◆ Component data from apps and pages:

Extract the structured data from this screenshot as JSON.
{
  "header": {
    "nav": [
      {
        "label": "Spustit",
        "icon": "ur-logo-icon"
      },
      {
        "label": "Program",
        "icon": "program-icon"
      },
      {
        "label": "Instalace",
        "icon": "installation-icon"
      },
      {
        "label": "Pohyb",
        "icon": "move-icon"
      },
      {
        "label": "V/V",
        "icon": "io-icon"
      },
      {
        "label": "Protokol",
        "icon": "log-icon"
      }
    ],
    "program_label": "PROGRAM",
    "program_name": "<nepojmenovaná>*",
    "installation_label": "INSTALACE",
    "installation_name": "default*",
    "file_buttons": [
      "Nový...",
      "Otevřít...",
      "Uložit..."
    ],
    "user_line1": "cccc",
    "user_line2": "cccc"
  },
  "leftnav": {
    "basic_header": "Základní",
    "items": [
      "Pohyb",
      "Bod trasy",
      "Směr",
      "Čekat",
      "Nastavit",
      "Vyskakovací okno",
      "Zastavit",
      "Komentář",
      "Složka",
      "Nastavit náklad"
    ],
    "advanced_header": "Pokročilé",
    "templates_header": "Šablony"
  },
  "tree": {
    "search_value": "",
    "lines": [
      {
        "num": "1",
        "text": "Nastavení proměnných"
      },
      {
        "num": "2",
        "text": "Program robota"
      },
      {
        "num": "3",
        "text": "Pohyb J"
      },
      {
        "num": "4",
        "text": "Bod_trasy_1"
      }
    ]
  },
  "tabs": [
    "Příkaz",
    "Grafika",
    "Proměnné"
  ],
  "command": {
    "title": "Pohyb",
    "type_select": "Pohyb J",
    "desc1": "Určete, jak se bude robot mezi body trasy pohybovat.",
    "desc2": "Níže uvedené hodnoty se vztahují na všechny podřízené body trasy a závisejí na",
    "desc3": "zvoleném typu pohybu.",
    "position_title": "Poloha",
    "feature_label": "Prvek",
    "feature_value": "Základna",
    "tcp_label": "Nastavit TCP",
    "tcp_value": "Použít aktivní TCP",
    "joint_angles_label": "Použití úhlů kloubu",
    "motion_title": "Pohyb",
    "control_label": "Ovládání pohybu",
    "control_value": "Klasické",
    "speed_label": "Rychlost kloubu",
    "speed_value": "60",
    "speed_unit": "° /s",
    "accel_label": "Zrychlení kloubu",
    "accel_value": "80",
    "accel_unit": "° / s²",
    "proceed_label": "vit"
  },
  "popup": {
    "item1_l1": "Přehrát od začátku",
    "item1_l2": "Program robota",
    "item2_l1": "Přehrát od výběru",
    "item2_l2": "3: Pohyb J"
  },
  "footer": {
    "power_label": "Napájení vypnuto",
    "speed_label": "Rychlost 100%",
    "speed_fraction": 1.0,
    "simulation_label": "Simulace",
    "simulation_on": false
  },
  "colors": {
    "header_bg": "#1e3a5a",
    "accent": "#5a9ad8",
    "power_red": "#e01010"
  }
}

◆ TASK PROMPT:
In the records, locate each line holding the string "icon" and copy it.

◆ TASK ANSWER:
        "icon": "ur-logo-icon"
        "icon": "program-icon"
        "icon": "installation-icon"
        "icon": "move-icon"
        "icon": "io-icon"
        "icon": "log-icon"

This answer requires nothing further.